But her time is plenty filled with team bonding, church, studying, or curled up on the couch with a good YouTube video or TV show. If Zhang doesn’t seem like your stereotypical college student, well, that’s because she isn’t.
“(Even) my slower pace of life is still very busy,” Rose says. “But I like to have a chill mindset when it comes to things.”
That California chill originates in Irvine. An energetic young child, Rose spent her childhood playing tennis, soccer and swimming. Around nine, Rose noticed her dad, Henry, took up a new sport. She followed along and discovered a true passion. Within a year her natural talent was quickly revealed as she took to the local scene, collecting five wins in her first competitive year.
11-year-old Rose and Henry embarked on a coaching search to help polish her game. A family friend of the Zhangs’ encouraged Rose to visit the GOLFTEC in her hometown. Sheepishly, she admits the idea of a new swing coach left her terrified. “I was lowkey shaking,” she recalls.
Her fears quickly vanished once the Zhangs began a routine of visits with Michael Finney, a Certified Personal GOLFTEC Coach with over seven years of experience. “He broke down a lot of things for me,” she says. Heralded for her incredibly high golf IQ, Zhang credits Finney for laying down a rich foundation: “A lot of my knowledge came from his expertise.”

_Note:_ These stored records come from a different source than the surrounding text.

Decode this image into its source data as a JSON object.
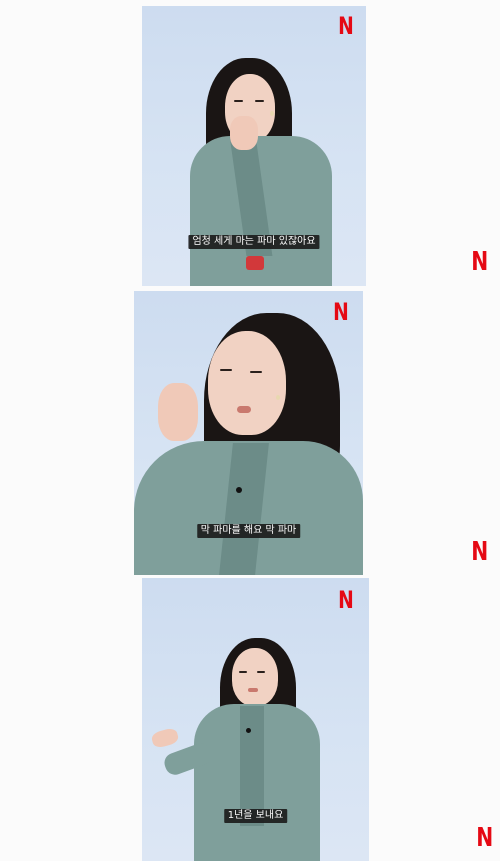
{
  "frames": [
    {
      "subtitle": "엄청 세게 마는 파마 있잖아요",
      "logo": "N"
    },
    {
      "subtitle": "막 파마를 해요 막 파마",
      "logo": "N"
    },
    {
      "subtitle": "1년을 보내요",
      "logo": "N"
    }
  ],
  "side_logos": [
    "N",
    "N",
    "N"
  ],
  "colors": {
    "background": "#cddcf0",
    "jacket": "#7f9f9b",
    "logo": "#e50914",
    "subtitle_bg": "#1c1c1c"
  }
}
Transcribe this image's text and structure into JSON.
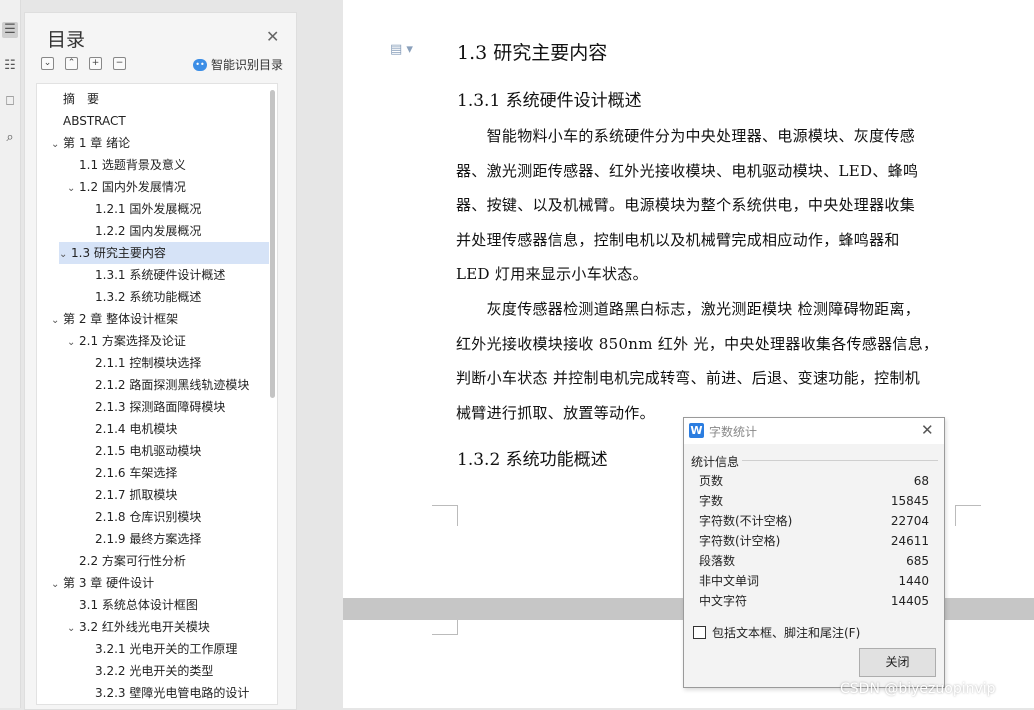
{
  "sidebar_rail": {
    "icons": [
      "outline-icon",
      "list-icon",
      "bookmark-icon",
      "find-icon"
    ]
  },
  "toc_panel": {
    "title": "目录",
    "smart_toc_label": "智能识别目录",
    "items": [
      {
        "label": "摘　要",
        "level": 0,
        "expander": false,
        "selected": false
      },
      {
        "label": "ABSTRACT",
        "level": 0,
        "expander": false,
        "selected": false
      },
      {
        "label": "第 1 章  绪论",
        "level": 0,
        "expander": true,
        "selected": false
      },
      {
        "label": "1.1 选题背景及意义",
        "level": 1,
        "expander": false,
        "selected": false
      },
      {
        "label": "1.2  国内外发展情况",
        "level": 1,
        "expander": true,
        "selected": false
      },
      {
        "label": "1.2.1 国外发展概况",
        "level": 2,
        "expander": false,
        "selected": false
      },
      {
        "label": "1.2.2 国内发展概况",
        "level": 2,
        "expander": false,
        "selected": false
      },
      {
        "label": "1.3 研究主要内容",
        "level": 1,
        "expander": true,
        "selected": true
      },
      {
        "label": "1.3.1  系统硬件设计概述",
        "level": 2,
        "expander": false,
        "selected": false
      },
      {
        "label": "1.3.2  系统功能概述",
        "level": 2,
        "expander": false,
        "selected": false
      },
      {
        "label": "第 2 章  整体设计框架",
        "level": 0,
        "expander": true,
        "selected": false
      },
      {
        "label": "2.1  方案选择及论证",
        "level": 1,
        "expander": true,
        "selected": false
      },
      {
        "label": "2.1.1  控制模块选择",
        "level": 2,
        "expander": false,
        "selected": false
      },
      {
        "label": "2.1.2  路面探测黑线轨迹模块",
        "level": 2,
        "expander": false,
        "selected": false
      },
      {
        "label": "2.1.3  探测路面障碍模块",
        "level": 2,
        "expander": false,
        "selected": false
      },
      {
        "label": "2.1.4  电机模块",
        "level": 2,
        "expander": false,
        "selected": false
      },
      {
        "label": "2.1.5  电机驱动模块",
        "level": 2,
        "expander": false,
        "selected": false
      },
      {
        "label": "2.1.6  车架选择",
        "level": 2,
        "expander": false,
        "selected": false
      },
      {
        "label": "2.1.7  抓取模块",
        "level": 2,
        "expander": false,
        "selected": false
      },
      {
        "label": "2.1.8  仓库识别模块",
        "level": 2,
        "expander": false,
        "selected": false
      },
      {
        "label": "2.1.9  最终方案选择",
        "level": 2,
        "expander": false,
        "selected": false
      },
      {
        "label": "2.2  方案可行性分析",
        "level": 1,
        "expander": false,
        "selected": false
      },
      {
        "label": "第 3 章  硬件设计",
        "level": 0,
        "expander": true,
        "selected": false
      },
      {
        "label": "3.1  系统总体设计框图",
        "level": 1,
        "expander": false,
        "selected": false
      },
      {
        "label": "3.2  红外线光电开关模块",
        "level": 1,
        "expander": true,
        "selected": false
      },
      {
        "label": "3.2.1  光电开关的工作原理",
        "level": 2,
        "expander": false,
        "selected": false
      },
      {
        "label": "3.2.2  光电开关的类型",
        "level": 2,
        "expander": false,
        "selected": false
      },
      {
        "label": "3.2.3  壁障光电管电路的设计",
        "level": 2,
        "expander": false,
        "selected": false
      }
    ]
  },
  "document": {
    "section_heading": "1.3 研究主要内容",
    "sub1_heading": "1.3.1  系统硬件设计概述",
    "para1": [
      "　　智能物料小车的系统硬件分为中央处理器、电源模块、灰度传感",
      "器、激光测距传感器、红外光接收模块、电机驱动模块、LED、蜂鸣",
      "器、按键、以及机械臂。电源模块为整个系统供电，中央处理器收集",
      "并处理传感器信息，控制电机以及机械臂完成相应动作，蜂鸣器和",
      "LED 灯用来显示小车状态。"
    ],
    "para2": [
      "　　灰度传感器检测道路黑白标志，激光测距模块  检测障碍物距离，",
      "红外光接收模块接收 850nm 红外  光，中央处理器收集各传感器信息，",
      "判断小车状态  并控制电机完成转弯、前进、后退、变速功能，控制机",
      "械臂进行抓取、放置等动作。"
    ],
    "sub2_heading": "1.3.2  系统功能概述"
  },
  "word_count_dialog": {
    "title": "字数统计",
    "section_label": "统计信息",
    "stats": [
      {
        "label": "页数",
        "value": "68"
      },
      {
        "label": "字数",
        "value": "15845"
      },
      {
        "label": "字符数(不计空格)",
        "value": "22704"
      },
      {
        "label": "字符数(计空格)",
        "value": "24611"
      },
      {
        "label": "段落数",
        "value": "685"
      },
      {
        "label": "非中文单词",
        "value": "1440"
      },
      {
        "label": "中文字符",
        "value": "14405"
      }
    ],
    "checkbox_label": "包括文本框、脚注和尾注(F)",
    "checkbox_checked": false,
    "close_button_label": "关闭"
  },
  "watermark": "CSDN @biyezuopinvip",
  "colors": {
    "selected_row": "#d6e3f7",
    "dialog_logo": "#2b7de0",
    "page_gap": "#c6c6c6"
  }
}
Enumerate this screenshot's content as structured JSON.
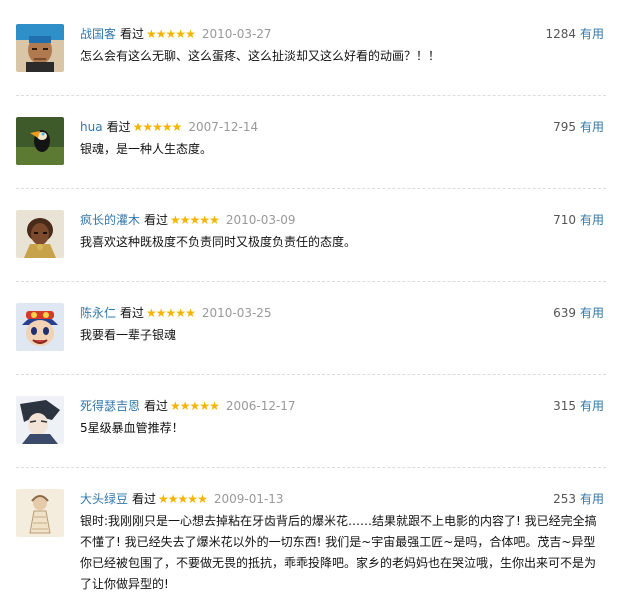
{
  "comments": [
    {
      "user": "战国客",
      "watched": "看过",
      "stars": "★★★★★",
      "date": "2010-03-27",
      "votes": "1284",
      "useful": "有用",
      "content": "怎么会有这么无聊、这么蛋疼、这么扯淡却又这么好看的动画？！！"
    },
    {
      "user": "hua",
      "watched": "看过",
      "stars": "★★★★★",
      "date": "2007-12-14",
      "votes": "795",
      "useful": "有用",
      "content": "银魂，是一种人生态度。"
    },
    {
      "user": "疯长的灌木",
      "watched": "看过",
      "stars": "★★★★★",
      "date": "2010-03-09",
      "votes": "710",
      "useful": "有用",
      "content": "我喜欢这种既极度不负责同时又极度负责任的态度。"
    },
    {
      "user": "陈永仁",
      "watched": "看过",
      "stars": "★★★★★",
      "date": "2010-03-25",
      "votes": "639",
      "useful": "有用",
      "content": "我要看一辈子银魂"
    },
    {
      "user": "死得瑟吉恩",
      "watched": "看过",
      "stars": "★★★★★",
      "date": "2006-12-17",
      "votes": "315",
      "useful": "有用",
      "content": "5星级暴血管推荐！"
    },
    {
      "user": "大头绿豆",
      "watched": "看过",
      "stars": "★★★★★",
      "date": "2009-01-13",
      "votes": "253",
      "useful": "有用",
      "content": "银时:我刚刚只是一心想去掉粘在牙齿背后的爆米花……结果就跟不上电影的内容了! 我已经完全搞不懂了! 我已经失去了爆米花以外的一切东西! 我们是~宇宙最强工匠~是吗，合体吧。茂吉~异型你已经被包围了，不要做无畏的抵抗，乖乖投降吧。家乡的老妈妈也在哭泣哦，生你出来可不是为了让你做异型的!"
    }
  ],
  "colors": {
    "link": "#3377aa",
    "star": "#f4b400",
    "date": "#999999"
  }
}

That set Zhang up for years of success, as she quickly captured the top of the junior golf world by winning the first AJGA event she played in. Totaling ten wins, she became a two-time player of the year on the top junior golf circuit, attracting many recruiting eyes – including Stanford University.
“It would just be amazing...I’m really grateful for another opportunity to try and compete for that trophy.”— Augusta National Women's Amateur (@anwagolf) March 28, 2023
Rose Zhang returns to the Augusta National Women's Amateur for a fourth edition with her eyes squarely on the top of the leaderboard.#ANWAgolf
It all sounds pretty overwhelming, but she knows the solution is simple.
New place, new technology, same incredible bond: Rose and Michael get straight to work, but not before reminiscing with a few old swing videos. No longer burdened by wires, she begins warming up with a 9-iron, immediately swinging freely into the simulator.
The state-of-the-art OptiMotion technology captures Rose’s swings with HD cameras capturing face-on and down-the-line views, collecting over 4,000 data points in each of her swings. Simultaneously, the launch monitor’s statistics record her ball flight, spin, loft and speed.
Finney fondly recalls a lesson where the two worked on mental strategies before she entered a Junior Worlds qualifier and carded a bogey-free 64. “That was at Alhambra!” she said with a nostalgic glow. “That was the first time I ever shot so low in a round.”
After Rose hits a few drives and Finney explains the latest innovations, Rose is fit for a few different shafts for her irons. Ahead of a few big months, Rose says the day spent with Finney was very productive.